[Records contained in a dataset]
□ □ □ □
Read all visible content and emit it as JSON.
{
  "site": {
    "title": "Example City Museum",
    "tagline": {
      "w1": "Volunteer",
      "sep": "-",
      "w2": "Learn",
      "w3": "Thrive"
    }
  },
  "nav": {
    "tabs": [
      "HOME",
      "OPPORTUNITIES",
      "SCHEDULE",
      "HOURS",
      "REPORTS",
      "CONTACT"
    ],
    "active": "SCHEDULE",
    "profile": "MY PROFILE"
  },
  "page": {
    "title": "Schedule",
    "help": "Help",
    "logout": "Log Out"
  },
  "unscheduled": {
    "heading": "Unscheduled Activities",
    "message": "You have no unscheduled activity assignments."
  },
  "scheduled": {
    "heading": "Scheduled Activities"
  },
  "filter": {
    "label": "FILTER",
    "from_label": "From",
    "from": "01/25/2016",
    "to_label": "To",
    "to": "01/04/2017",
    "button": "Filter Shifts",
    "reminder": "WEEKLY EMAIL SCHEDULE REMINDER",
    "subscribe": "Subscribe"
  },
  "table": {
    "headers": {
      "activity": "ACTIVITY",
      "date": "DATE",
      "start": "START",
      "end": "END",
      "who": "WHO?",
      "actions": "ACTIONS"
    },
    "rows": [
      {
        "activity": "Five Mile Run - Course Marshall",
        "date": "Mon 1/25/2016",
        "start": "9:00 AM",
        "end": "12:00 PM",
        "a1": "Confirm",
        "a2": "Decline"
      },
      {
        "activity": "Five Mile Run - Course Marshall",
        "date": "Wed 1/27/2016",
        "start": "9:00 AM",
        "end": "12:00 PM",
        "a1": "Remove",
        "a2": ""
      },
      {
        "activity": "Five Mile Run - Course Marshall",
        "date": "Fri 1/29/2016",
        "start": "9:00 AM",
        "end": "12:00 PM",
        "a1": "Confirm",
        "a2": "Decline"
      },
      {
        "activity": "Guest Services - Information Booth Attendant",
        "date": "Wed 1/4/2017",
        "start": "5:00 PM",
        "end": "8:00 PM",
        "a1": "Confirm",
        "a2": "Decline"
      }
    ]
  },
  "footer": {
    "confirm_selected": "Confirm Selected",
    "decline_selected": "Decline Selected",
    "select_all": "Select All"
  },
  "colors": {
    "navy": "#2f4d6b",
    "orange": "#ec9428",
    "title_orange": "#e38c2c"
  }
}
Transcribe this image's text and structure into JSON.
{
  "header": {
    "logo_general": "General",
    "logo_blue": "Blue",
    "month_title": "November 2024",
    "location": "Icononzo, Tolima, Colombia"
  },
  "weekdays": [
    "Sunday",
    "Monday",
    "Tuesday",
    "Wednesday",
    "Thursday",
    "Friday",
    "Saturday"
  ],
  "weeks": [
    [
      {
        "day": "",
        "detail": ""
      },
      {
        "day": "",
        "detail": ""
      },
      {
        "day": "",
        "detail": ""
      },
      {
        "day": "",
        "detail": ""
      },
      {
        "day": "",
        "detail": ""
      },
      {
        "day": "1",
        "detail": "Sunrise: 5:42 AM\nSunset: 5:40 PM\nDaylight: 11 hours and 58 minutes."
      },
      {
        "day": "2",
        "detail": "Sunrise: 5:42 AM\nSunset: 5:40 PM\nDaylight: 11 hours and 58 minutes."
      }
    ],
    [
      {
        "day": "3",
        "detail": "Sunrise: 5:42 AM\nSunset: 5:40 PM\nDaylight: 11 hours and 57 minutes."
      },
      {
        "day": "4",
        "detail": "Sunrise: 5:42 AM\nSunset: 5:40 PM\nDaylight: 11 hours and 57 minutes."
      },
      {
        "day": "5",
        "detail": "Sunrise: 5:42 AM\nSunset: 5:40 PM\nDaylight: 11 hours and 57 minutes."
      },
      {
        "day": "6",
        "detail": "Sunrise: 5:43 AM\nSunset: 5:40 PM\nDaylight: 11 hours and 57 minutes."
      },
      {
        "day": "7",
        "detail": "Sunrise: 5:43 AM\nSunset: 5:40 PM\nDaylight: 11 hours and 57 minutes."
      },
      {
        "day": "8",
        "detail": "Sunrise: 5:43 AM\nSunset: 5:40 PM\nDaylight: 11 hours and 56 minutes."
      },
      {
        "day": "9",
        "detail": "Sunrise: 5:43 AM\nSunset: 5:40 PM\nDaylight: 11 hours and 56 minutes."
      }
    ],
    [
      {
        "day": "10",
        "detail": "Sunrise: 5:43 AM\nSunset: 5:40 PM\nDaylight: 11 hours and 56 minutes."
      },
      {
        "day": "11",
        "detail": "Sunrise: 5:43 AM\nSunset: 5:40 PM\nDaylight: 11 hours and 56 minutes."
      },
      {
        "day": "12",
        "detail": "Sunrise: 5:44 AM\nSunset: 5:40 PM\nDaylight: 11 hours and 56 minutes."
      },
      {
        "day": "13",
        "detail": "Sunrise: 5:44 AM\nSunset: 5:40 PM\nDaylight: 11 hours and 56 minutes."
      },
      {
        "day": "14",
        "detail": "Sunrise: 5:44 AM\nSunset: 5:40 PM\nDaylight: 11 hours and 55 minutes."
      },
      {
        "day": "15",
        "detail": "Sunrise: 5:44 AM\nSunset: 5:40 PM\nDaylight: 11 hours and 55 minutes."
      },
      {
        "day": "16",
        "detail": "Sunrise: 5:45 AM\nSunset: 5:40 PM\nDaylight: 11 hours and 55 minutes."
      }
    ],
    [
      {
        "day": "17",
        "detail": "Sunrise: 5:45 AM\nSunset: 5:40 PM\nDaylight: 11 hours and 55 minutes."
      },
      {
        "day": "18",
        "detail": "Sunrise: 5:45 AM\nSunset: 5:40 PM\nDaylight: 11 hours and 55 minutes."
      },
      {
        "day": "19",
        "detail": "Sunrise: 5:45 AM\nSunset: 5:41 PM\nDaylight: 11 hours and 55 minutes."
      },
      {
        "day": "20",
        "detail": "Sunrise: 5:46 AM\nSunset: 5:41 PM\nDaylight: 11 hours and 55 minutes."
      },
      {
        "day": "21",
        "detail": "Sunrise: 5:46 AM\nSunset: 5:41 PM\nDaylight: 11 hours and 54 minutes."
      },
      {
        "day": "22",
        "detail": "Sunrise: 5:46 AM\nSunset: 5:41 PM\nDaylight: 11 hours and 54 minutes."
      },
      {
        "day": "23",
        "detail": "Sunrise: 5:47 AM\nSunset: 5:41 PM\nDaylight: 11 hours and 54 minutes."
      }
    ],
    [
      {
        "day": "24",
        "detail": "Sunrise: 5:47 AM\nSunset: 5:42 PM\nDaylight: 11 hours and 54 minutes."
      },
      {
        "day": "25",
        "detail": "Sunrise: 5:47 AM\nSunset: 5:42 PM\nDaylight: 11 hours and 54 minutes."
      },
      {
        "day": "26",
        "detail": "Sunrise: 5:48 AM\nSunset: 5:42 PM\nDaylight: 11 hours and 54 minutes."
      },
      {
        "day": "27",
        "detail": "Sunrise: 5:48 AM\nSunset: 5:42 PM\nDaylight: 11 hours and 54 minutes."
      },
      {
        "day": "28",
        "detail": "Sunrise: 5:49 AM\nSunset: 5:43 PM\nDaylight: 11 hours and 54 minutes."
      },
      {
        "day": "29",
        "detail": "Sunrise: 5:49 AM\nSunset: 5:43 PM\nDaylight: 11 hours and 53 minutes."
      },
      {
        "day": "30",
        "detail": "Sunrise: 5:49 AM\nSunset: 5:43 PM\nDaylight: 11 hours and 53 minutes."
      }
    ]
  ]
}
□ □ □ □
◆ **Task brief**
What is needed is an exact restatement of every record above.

◆ **Written response**
Read all visible content and emit it as JSON.
{
  "site": {
    "title": "Example City Museum",
    "tagline": {
      "w1": "Volunteer",
      "sep": "-",
      "w2": "Learn",
      "w3": "Thrive"
    }
  },
  "nav": {
    "tabs": [
      "HOME",
      "OPPORTUNITIES",
      "SCHEDULE",
      "HOURS",
      "REPORTS",
      "CONTACT"
    ],
    "active": "SCHEDULE",
    "profile": "MY PROFILE"
  },
  "page": {
    "title": "Schedule",
    "help": "Help",
    "logout": "Log Out"
  },
  "unscheduled": {
    "heading": "Unscheduled Activities",
    "message": "You have no unscheduled activity assignments."
  },
  "scheduled": {
    "heading": "Scheduled Activities"
  },
  "filter": {
    "label": "FILTER",
    "from_label": "From",
    "from": "01/25/2016",
    "to_label": "To",
    "to": "01/04/2017",
    "button": "Filter Shifts",
    "reminder": "WEEKLY EMAIL SCHEDULE REMINDER",
    "subscribe": "Subscribe"
  },
  "table": {
    "headers": {
      "activity": "ACTIVITY",
      "date": "DATE",
      "start": "START",
      "end": "END",
      "who": "WHO?",
      "actions": "ACTIONS"
    },
    "rows": [
      {
        "activity": "Five Mile Run - Course Marshall",
        "date": "Mon 1/25/2016",
        "start": "9:00 AM",
        "end": "12:00 PM",
        "a1": "Confirm",
        "a2": "Decline"
      },
      {
        "activity": "Five Mile Run - Course Marshall",
        "date": "Wed 1/27/2016",
        "start": "9:00 AM",
        "end": "12:00 PM",
        "a1": "Remove",
        "a2": ""
      },
      {
        "activity": "Five Mile Run - Course Marshall",
        "date": "Fri 1/29/2016",
        "start": "9:00 AM",
        "end": "12:00 PM",
        "a1": "Confirm",
        "a2": "Decline"
      },
      {
        "activity": "Guest Services - Information Booth Attendant",
        "date": "Wed 1/4/2017",
        "start": "5:00 PM",
        "end": "8:00 PM",
        "a1": "Confirm",
        "a2": "Decline"
      }
    ]
  },
  "footer": {
    "confirm_selected": "Confirm Selected",
    "decline_selected": "Decline Selected",
    "select_all": "Select All"
  },
  "colors": {
    "navy": "#2f4d6b",
    "orange": "#ec9428",
    "title_orange": "#e38c2c"
  }
}
Transcribe this image's text and structure into JSON.
{
  "header": {
    "logo_general": "General",
    "logo_blue": "Blue",
    "month_title": "November 2024",
    "location": "Icononzo, Tolima, Colombia"
  },
  "weekdays": [
    "Sunday",
    "Monday",
    "Tuesday",
    "Wednesday",
    "Thursday",
    "Friday",
    "Saturday"
  ],
  "weeks": [
    [
      {
        "day": "",
        "detail": ""
      },
      {
        "day": "",
        "detail": ""
      },
      {
        "day": "",
        "detail": ""
      },
      {
        "day": "",
        "detail": ""
      },
      {
        "day": "",
        "detail": ""
      },
      {
        "day": "1",
        "detail": "Sunrise: 5:42 AM\nSunset: 5:40 PM\nDaylight: 11 hours and 58 minutes."
      },
      {
        "day": "2",
        "detail": "Sunrise: 5:42 AM\nSunset: 5:40 PM\nDaylight: 11 hours and 58 minutes."
      }
    ],
    [
      {
        "day": "3",
        "detail": "Sunrise: 5:42 AM\nSunset: 5:40 PM\nDaylight: 11 hours and 57 minutes."
      },
      {
        "day": "4",
        "detail": "Sunrise: 5:42 AM\nSunset: 5:40 PM\nDaylight: 11 hours and 57 minutes."
      },
      {
        "day": "5",
        "detail": "Sunrise: 5:42 AM\nSunset: 5:40 PM\nDaylight: 11 hours and 57 minutes."
      },
      {
        "day": "6",
        "detail": "Sunrise: 5:43 AM\nSunset: 5:40 PM\nDaylight: 11 hours and 57 minutes."
      },
      {
        "day": "7",
        "detail": "Sunrise: 5:43 AM\nSunset: 5:40 PM\nDaylight: 11 hours and 57 minutes."
      },
      {
        "day": "8",
        "detail": "Sunrise: 5:43 AM\nSunset: 5:40 PM\nDaylight: 11 hours and 56 minutes."
      },
      {
        "day": "9",
        "detail": "Sunrise: 5:43 AM\nSunset: 5:40 PM\nDaylight: 11 hours and 56 minutes."
      }
    ],
    [
      {
        "day": "10",
        "detail": "Sunrise: 5:43 AM\nSunset: 5:40 PM\nDaylight: 11 hours and 56 minutes."
      },
      {
        "day": "11",
        "detail": "Sunrise: 5:43 AM\nSunset: 5:40 PM\nDaylight: 11 hours and 56 minutes."
      },
      {
        "day": "12",
        "detail": "Sunrise: 5:44 AM\nSunset: 5:40 PM\nDaylight: 11 hours and 56 minutes."
      },
      {
        "day": "13",
        "detail": "Sunrise: 5:44 AM\nSunset: 5:40 PM\nDaylight: 11 hours and 56 minutes."
      },
      {
        "day": "14",
        "detail": "Sunrise: 5:44 AM\nSunset: 5:40 PM\nDaylight: 11 hours and 55 minutes."
      },
      {
        "day": "15",
        "detail": "Sunrise: 5:44 AM\nSunset: 5:40 PM\nDaylight: 11 hours and 55 minutes."
      },
      {
        "day": "16",
        "detail": "Sunrise: 5:45 AM\nSunset: 5:40 PM\nDaylight: 11 hours and 55 minutes."
      }
    ],
    [
      {
        "day": "17",
        "detail": "Sunrise: 5:45 AM\nSunset: 5:40 PM\nDaylight: 11 hours and 55 minutes."
      },
      {
        "day": "18",
        "detail": "Sunrise: 5:45 AM\nSunset: 5:40 PM\nDaylight: 11 hours and 55 minutes."
      },
      {
        "day": "19",
        "detail": "Sunrise: 5:45 AM\nSunset: 5:41 PM\nDaylight: 11 hours and 55 minutes."
      },
      {
        "day": "20",
        "detail": "Sunrise: 5:46 AM\nSunset: 5:41 PM\nDaylight: 11 hours and 55 minutes."
      },
      {
        "day": "21",
        "detail": "Sunrise: 5:46 AM\nSunset: 5:41 PM\nDaylight: 11 hours and 54 minutes."
      },
      {
        "day": "22",
        "detail": "Sunrise: 5:46 AM\nSunset: 5:41 PM\nDaylight: 11 hours and 54 minutes."
      },
      {
        "day": "23",
        "detail": "Sunrise: 5:47 AM\nSunset: 5:41 PM\nDaylight: 11 hours and 54 minutes."
      }
    ],
    [
      {
        "day": "24",
        "detail": "Sunrise: 5:47 AM\nSunset: 5:42 PM\nDaylight: 11 hours and 54 minutes."
      },
      {
        "day": "25",
        "detail": "Sunrise: 5:47 AM\nSunset: 5:42 PM\nDaylight: 11 hours and 54 minutes."
      },
      {
        "day": "26",
        "detail": "Sunrise: 5:48 AM\nSunset: 5:42 PM\nDaylight: 11 hours and 54 minutes."
      },
      {
        "day": "27",
        "detail": "Sunrise: 5:48 AM\nSunset: 5:42 PM\nDaylight: 11 hours and 54 minutes."
      },
      {
        "day": "28",
        "detail": "Sunrise: 5:49 AM\nSunset: 5:43 PM\nDaylight: 11 hours and 54 minutes."
      },
      {
        "day": "29",
        "detail": "Sunrise: 5:49 AM\nSunset: 5:43 PM\nDaylight: 11 hours and 53 minutes."
      },
      {
        "day": "30",
        "detail": "Sunrise: 5:49 AM\nSunset: 5:43 PM\nDaylight: 11 hours and 53 minutes."
      }
    ]
  ]
}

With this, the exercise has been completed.